* [Task to carry out] Could you give the records below again exactly as they stand?

****

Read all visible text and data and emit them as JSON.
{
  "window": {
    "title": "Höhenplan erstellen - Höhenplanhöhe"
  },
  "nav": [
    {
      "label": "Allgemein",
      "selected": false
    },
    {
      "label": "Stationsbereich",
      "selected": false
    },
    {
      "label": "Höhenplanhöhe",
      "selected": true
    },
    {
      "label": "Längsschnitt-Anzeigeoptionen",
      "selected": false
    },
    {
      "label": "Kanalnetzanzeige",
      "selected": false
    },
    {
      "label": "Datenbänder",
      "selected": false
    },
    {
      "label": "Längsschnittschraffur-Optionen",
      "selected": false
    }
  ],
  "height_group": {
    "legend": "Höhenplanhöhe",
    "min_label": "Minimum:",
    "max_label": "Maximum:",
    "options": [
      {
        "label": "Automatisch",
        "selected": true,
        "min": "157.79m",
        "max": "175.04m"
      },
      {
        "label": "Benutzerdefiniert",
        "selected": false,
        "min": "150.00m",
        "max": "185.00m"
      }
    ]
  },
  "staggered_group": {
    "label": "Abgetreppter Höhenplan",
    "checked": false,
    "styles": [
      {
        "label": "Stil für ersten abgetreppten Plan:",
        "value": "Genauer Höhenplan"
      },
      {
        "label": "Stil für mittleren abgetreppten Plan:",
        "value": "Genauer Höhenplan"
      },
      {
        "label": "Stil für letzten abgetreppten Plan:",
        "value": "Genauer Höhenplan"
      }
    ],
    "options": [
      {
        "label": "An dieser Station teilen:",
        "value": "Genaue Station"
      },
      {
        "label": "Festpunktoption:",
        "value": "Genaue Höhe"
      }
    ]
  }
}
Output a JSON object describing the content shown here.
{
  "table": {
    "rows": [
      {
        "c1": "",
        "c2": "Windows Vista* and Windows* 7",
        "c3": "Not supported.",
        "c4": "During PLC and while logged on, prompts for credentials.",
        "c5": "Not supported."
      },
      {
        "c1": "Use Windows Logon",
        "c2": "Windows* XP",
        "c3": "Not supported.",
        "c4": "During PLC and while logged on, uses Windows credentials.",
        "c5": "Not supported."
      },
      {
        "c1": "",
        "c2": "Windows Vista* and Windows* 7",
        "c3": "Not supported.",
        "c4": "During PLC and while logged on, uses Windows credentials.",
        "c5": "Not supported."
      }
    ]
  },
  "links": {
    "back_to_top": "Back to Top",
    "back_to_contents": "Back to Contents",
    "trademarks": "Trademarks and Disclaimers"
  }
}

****

* [Expected output]
Read all visible text and data and emit them as JSON.
{
  "window": {
    "title": "Höhenplan erstellen - Höhenplanhöhe"
  },
  "nav": [
    {
      "label": "Allgemein",
      "selected": false
    },
    {
      "label": "Stationsbereich",
      "selected": false
    },
    {
      "label": "Höhenplanhöhe",
      "selected": true
    },
    {
      "label": "Längsschnitt-Anzeigeoptionen",
      "selected": false
    },
    {
      "label": "Kanalnetzanzeige",
      "selected": false
    },
    {
      "label": "Datenbänder",
      "selected": false
    },
    {
      "label": "Längsschnittschraffur-Optionen",
      "selected": false
    }
  ],
  "height_group": {
    "legend": "Höhenplanhöhe",
    "min_label": "Minimum:",
    "max_label": "Maximum:",
    "options": [
      {
        "label": "Automatisch",
        "selected": true,
        "min": "157.79m",
        "max": "175.04m"
      },
      {
        "label": "Benutzerdefiniert",
        "selected": false,
        "min": "150.00m",
        "max": "185.00m"
      }
    ]
  },
  "staggered_group": {
    "label": "Abgetreppter Höhenplan",
    "checked": false,
    "styles": [
      {
        "label": "Stil für ersten abgetreppten Plan:",
        "value": "Genauer Höhenplan"
      },
      {
        "label": "Stil für mittleren abgetreppten Plan:",
        "value": "Genauer Höhenplan"
      },
      {
        "label": "Stil für letzten abgetreppten Plan:",
        "value": "Genauer Höhenplan"
      }
    ],
    "options": [
      {
        "label": "An dieser Station teilen:",
        "value": "Genaue Station"
      },
      {
        "label": "Festpunktoption:",
        "value": "Genaue Höhe"
      }
    ]
  }
}
Output a JSON object describing the content shown here.
{
  "table": {
    "rows": [
      {
        "c1": "",
        "c2": "Windows Vista* and Windows* 7",
        "c3": "Not supported.",
        "c4": "During PLC and while logged on, prompts for credentials.",
        "c5": "Not supported."
      },
      {
        "c1": "Use Windows Logon",
        "c2": "Windows* XP",
        "c3": "Not supported.",
        "c4": "During PLC and while logged on, uses Windows credentials.",
        "c5": "Not supported."
      },
      {
        "c1": "",
        "c2": "Windows Vista* and Windows* 7",
        "c3": "Not supported.",
        "c4": "During PLC and while logged on, uses Windows credentials.",
        "c5": "Not supported."
      }
    ]
  },
  "links": {
    "back_to_top": "Back to Top",
    "back_to_contents": "Back to Contents",
    "trademarks": "Trademarks and Disclaimers"
  }
}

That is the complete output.